* [App and web page records]:
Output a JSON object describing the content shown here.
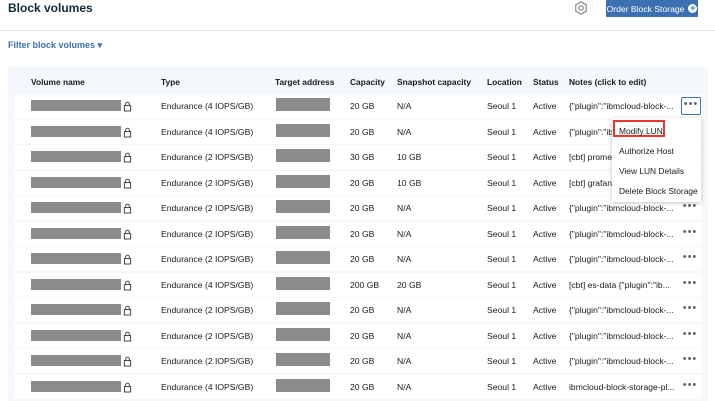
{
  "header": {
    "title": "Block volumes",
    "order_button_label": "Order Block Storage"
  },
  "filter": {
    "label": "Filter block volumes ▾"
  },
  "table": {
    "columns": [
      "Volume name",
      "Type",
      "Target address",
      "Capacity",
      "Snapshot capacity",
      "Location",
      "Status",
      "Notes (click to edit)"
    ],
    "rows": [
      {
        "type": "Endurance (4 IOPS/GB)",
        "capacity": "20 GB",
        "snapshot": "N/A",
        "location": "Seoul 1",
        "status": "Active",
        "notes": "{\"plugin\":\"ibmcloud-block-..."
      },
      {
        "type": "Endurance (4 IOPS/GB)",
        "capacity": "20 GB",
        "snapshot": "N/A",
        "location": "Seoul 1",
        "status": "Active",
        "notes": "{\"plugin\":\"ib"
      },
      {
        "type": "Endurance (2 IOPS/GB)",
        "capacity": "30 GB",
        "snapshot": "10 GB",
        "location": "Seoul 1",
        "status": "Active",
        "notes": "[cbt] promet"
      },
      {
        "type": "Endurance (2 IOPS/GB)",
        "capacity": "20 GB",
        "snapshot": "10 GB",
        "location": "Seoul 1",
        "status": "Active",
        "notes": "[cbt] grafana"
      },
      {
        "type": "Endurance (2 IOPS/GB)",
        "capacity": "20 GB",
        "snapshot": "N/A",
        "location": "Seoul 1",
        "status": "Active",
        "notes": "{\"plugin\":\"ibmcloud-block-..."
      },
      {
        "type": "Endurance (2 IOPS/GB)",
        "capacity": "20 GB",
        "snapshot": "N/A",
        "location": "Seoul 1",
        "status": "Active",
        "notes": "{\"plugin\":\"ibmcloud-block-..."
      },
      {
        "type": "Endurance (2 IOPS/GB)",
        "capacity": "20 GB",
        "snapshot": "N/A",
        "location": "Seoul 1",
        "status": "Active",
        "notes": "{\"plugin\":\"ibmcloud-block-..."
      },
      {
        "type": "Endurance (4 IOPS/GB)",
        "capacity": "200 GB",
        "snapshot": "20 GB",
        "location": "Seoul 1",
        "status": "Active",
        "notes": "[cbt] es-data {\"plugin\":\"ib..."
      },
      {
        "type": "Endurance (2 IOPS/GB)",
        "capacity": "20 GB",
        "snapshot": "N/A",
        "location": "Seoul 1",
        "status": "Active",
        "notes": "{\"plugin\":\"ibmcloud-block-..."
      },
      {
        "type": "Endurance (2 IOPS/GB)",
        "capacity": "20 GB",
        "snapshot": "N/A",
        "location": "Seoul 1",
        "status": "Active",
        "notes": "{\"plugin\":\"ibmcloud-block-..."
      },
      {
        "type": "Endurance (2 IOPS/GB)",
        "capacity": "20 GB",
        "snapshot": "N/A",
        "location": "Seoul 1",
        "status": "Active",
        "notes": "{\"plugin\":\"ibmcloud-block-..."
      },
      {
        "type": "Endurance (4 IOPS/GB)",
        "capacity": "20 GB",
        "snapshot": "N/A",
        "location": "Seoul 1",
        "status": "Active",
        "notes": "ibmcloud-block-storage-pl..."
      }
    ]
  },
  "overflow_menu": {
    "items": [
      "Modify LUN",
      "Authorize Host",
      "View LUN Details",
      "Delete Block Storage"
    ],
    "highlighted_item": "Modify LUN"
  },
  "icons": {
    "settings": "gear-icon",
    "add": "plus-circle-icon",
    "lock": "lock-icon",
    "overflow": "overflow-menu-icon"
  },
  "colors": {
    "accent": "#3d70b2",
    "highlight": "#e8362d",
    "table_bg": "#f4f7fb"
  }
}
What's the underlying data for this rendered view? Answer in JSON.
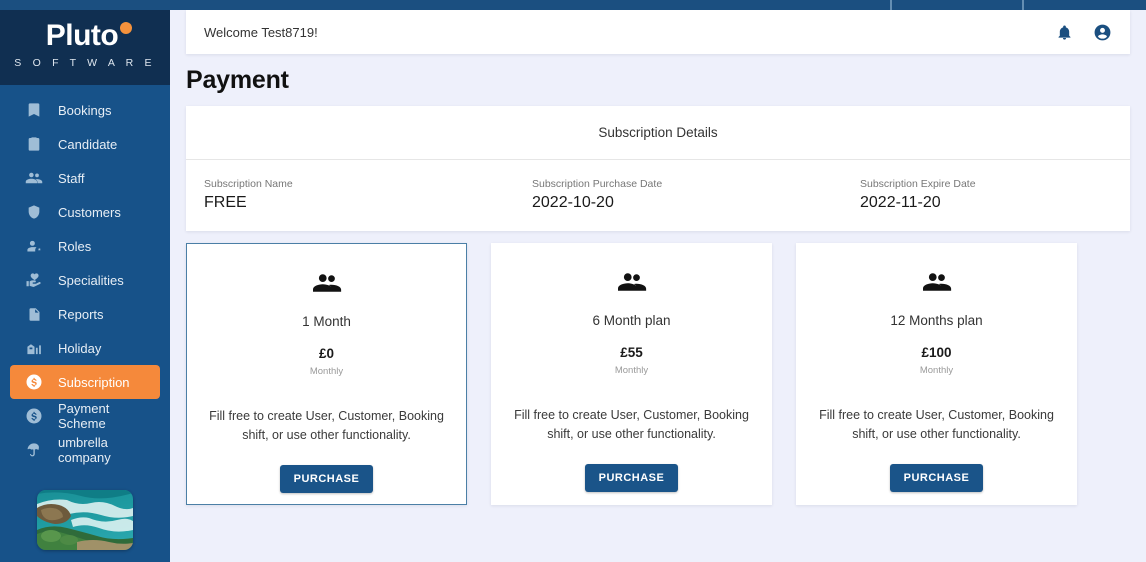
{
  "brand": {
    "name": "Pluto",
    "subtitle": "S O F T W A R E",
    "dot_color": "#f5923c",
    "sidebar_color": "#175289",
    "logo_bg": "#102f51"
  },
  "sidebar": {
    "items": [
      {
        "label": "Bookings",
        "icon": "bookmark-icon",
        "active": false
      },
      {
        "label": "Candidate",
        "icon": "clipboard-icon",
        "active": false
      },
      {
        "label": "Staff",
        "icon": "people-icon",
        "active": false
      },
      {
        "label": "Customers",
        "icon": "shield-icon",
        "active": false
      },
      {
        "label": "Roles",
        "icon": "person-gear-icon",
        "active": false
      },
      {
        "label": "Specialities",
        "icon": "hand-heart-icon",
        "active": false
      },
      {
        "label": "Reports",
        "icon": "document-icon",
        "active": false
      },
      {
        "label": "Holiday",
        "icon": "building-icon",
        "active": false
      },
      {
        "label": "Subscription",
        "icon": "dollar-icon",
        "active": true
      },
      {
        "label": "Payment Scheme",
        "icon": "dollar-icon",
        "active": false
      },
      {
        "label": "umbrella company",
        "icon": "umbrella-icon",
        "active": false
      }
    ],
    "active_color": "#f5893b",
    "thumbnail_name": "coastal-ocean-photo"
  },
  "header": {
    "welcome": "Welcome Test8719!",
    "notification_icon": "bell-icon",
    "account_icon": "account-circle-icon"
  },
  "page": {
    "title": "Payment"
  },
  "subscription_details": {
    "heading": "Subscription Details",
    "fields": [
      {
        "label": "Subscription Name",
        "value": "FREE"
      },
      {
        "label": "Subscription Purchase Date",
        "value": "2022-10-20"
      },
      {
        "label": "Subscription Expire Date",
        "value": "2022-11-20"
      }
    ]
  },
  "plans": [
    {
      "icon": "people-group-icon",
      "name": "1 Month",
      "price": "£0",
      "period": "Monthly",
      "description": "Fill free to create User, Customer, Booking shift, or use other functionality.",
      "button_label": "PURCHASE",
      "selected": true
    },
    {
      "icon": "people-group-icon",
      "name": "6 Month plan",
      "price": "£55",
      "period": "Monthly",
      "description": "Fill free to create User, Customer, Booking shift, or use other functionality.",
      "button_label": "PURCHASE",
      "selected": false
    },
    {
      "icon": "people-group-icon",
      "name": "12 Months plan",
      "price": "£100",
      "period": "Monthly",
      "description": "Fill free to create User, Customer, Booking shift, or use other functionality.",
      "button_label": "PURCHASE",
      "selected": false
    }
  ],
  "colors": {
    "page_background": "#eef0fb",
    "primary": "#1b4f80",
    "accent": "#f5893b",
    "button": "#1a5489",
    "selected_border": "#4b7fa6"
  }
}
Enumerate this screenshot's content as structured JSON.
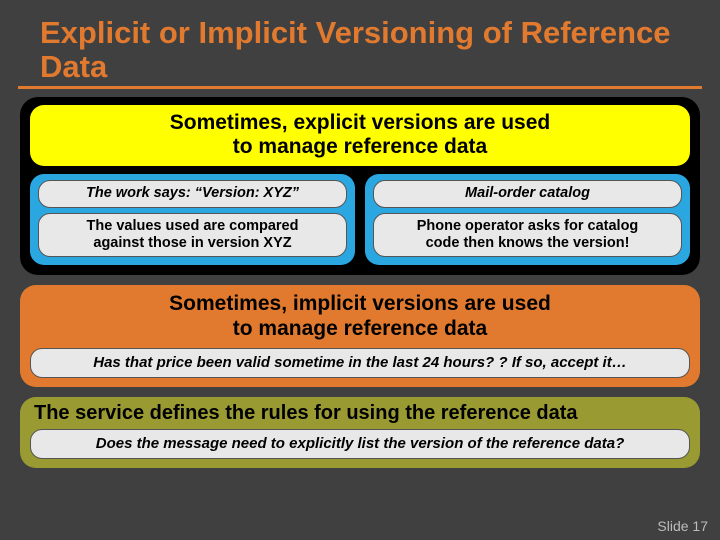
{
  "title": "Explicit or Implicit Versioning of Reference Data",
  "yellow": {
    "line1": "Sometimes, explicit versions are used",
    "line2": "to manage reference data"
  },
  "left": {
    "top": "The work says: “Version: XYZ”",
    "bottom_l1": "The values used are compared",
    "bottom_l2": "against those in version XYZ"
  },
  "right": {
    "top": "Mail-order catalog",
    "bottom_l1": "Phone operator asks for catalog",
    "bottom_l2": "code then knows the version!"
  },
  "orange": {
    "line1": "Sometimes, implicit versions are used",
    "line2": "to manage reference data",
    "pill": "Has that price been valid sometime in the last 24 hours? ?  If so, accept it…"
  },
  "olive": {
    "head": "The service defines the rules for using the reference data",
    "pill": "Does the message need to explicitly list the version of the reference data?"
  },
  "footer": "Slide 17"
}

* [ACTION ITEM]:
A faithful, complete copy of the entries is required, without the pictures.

* [EXPECTED ANSWER]:
Output a JSON object describing the content shown here.
{
  "header": {
    "title": "Block volumes",
    "order_button_label": "Order Block Storage"
  },
  "filter": {
    "label": "Filter block volumes ▾"
  },
  "table": {
    "columns": [
      "Volume name",
      "Type",
      "Target address",
      "Capacity",
      "Snapshot capacity",
      "Location",
      "Status",
      "Notes (click to edit)"
    ],
    "rows": [
      {
        "type": "Endurance (4 IOPS/GB)",
        "capacity": "20 GB",
        "snapshot": "N/A",
        "location": "Seoul 1",
        "status": "Active",
        "notes": "{\"plugin\":\"ibmcloud-block-..."
      },
      {
        "type": "Endurance (4 IOPS/GB)",
        "capacity": "20 GB",
        "snapshot": "N/A",
        "location": "Seoul 1",
        "status": "Active",
        "notes": "{\"plugin\":\"ib"
      },
      {
        "type": "Endurance (2 IOPS/GB)",
        "capacity": "30 GB",
        "snapshot": "10 GB",
        "location": "Seoul 1",
        "status": "Active",
        "notes": "[cbt] promet"
      },
      {
        "type": "Endurance (2 IOPS/GB)",
        "capacity": "20 GB",
        "snapshot": "10 GB",
        "location": "Seoul 1",
        "status": "Active",
        "notes": "[cbt] grafana"
      },
      {
        "type": "Endurance (2 IOPS/GB)",
        "capacity": "20 GB",
        "snapshot": "N/A",
        "location": "Seoul 1",
        "status": "Active",
        "notes": "{\"plugin\":\"ibmcloud-block-..."
      },
      {
        "type": "Endurance (2 IOPS/GB)",
        "capacity": "20 GB",
        "snapshot": "N/A",
        "location": "Seoul 1",
        "status": "Active",
        "notes": "{\"plugin\":\"ibmcloud-block-..."
      },
      {
        "type": "Endurance (2 IOPS/GB)",
        "capacity": "20 GB",
        "snapshot": "N/A",
        "location": "Seoul 1",
        "status": "Active",
        "notes": "{\"plugin\":\"ibmcloud-block-..."
      },
      {
        "type": "Endurance (4 IOPS/GB)",
        "capacity": "200 GB",
        "snapshot": "20 GB",
        "location": "Seoul 1",
        "status": "Active",
        "notes": "[cbt] es-data {\"plugin\":\"ib..."
      },
      {
        "type": "Endurance (2 IOPS/GB)",
        "capacity": "20 GB",
        "snapshot": "N/A",
        "location": "Seoul 1",
        "status": "Active",
        "notes": "{\"plugin\":\"ibmcloud-block-..."
      },
      {
        "type": "Endurance (2 IOPS/GB)",
        "capacity": "20 GB",
        "snapshot": "N/A",
        "location": "Seoul 1",
        "status": "Active",
        "notes": "{\"plugin\":\"ibmcloud-block-..."
      },
      {
        "type": "Endurance (2 IOPS/GB)",
        "capacity": "20 GB",
        "snapshot": "N/A",
        "location": "Seoul 1",
        "status": "Active",
        "notes": "{\"plugin\":\"ibmcloud-block-..."
      },
      {
        "type": "Endurance (4 IOPS/GB)",
        "capacity": "20 GB",
        "snapshot": "N/A",
        "location": "Seoul 1",
        "status": "Active",
        "notes": "ibmcloud-block-storage-pl..."
      }
    ]
  },
  "overflow_menu": {
    "items": [
      "Modify LUN",
      "Authorize Host",
      "View LUN Details",
      "Delete Block Storage"
    ],
    "highlighted_item": "Modify LUN"
  },
  "icons": {
    "settings": "gear-icon",
    "add": "plus-circle-icon",
    "lock": "lock-icon",
    "overflow": "overflow-menu-icon"
  },
  "colors": {
    "accent": "#3d70b2",
    "highlight": "#e8362d",
    "table_bg": "#f4f7fb"
  }
}
What's the underlying data for this rendered view? Answer in JSON.
{
  "brand": {
    "name": "Pluto",
    "subtitle": "S O F T W A R E",
    "dot_color": "#f5923c",
    "sidebar_color": "#175289",
    "logo_bg": "#102f51"
  },
  "sidebar": {
    "items": [
      {
        "label": "Bookings",
        "icon": "bookmark-icon",
        "active": false
      },
      {
        "label": "Candidate",
        "icon": "clipboard-icon",
        "active": false
      },
      {
        "label": "Staff",
        "icon": "people-icon",
        "active": false
      },
      {
        "label": "Customers",
        "icon": "shield-icon",
        "active": false
      },
      {
        "label": "Roles",
        "icon": "person-gear-icon",
        "active": false
      },
      {
        "label": "Specialities",
        "icon": "hand-heart-icon",
        "active": false
      },
      {
        "label": "Reports",
        "icon": "document-icon",
        "active": false
      },
      {
        "label": "Holiday",
        "icon": "building-icon",
        "active": false
      },
      {
        "label": "Subscription",
        "icon": "dollar-icon",
        "active": true
      },
      {
        "label": "Payment Scheme",
        "icon": "dollar-icon",
        "active": false
      },
      {
        "label": "umbrella company",
        "icon": "umbrella-icon",
        "active": false
      }
    ],
    "active_color": "#f5893b",
    "thumbnail_name": "coastal-ocean-photo"
  },
  "header": {
    "welcome": "Welcome Test8719!",
    "notification_icon": "bell-icon",
    "account_icon": "account-circle-icon"
  },
  "page": {
    "title": "Payment"
  },
  "subscription_details": {
    "heading": "Subscription Details",
    "fields": [
      {
        "label": "Subscription Name",
        "value": "FREE"
      },
      {
        "label": "Subscription Purchase Date",
        "value": "2022-10-20"
      },
      {
        "label": "Subscription Expire Date",
        "value": "2022-11-20"
      }
    ]
  },
  "plans": [
    {
      "icon": "people-group-icon",
      "name": "1 Month",
      "price": "£0",
      "period": "Monthly",
      "description": "Fill free to create User, Customer, Booking shift, or use other functionality.",
      "button_label": "PURCHASE",
      "selected": true
    },
    {
      "icon": "people-group-icon",
      "name": "6 Month plan",
      "price": "£55",
      "period": "Monthly",
      "description": "Fill free to create User, Customer, Booking shift, or use other functionality.",
      "button_label": "PURCHASE",
      "selected": false
    },
    {
      "icon": "people-group-icon",
      "name": "12 Months plan",
      "price": "£100",
      "period": "Monthly",
      "description": "Fill free to create User, Customer, Booking shift, or use other functionality.",
      "button_label": "PURCHASE",
      "selected": false
    }
  ],
  "colors": {
    "page_background": "#eef0fb",
    "primary": "#1b4f80",
    "accent": "#f5893b",
    "button": "#1a5489",
    "selected_border": "#4b7fa6"
  }
}
Enumerate this screenshot's content as structured JSON.
{
  "title": "Explicit or Implicit Versioning of Reference Data",
  "yellow": {
    "line1": "Sometimes, explicit versions are used",
    "line2": "to manage reference data"
  },
  "left": {
    "top": "The work says: “Version: XYZ”",
    "bottom_l1": "The values used are compared",
    "bottom_l2": "against those in version XYZ"
  },
  "right": {
    "top": "Mail-order catalog",
    "bottom_l1": "Phone operator asks for catalog",
    "bottom_l2": "code then knows the version!"
  },
  "orange": {
    "line1": "Sometimes, implicit versions are used",
    "line2": "to manage reference data",
    "pill": "Has that price been valid sometime in the last 24 hours? ?  If so, accept it…"
  },
  "olive": {
    "head": "The service defines the rules for using the reference data",
    "pill": "Does the message need to explicitly list the version of the reference data?"
  },
  "footer": "Slide 17"
}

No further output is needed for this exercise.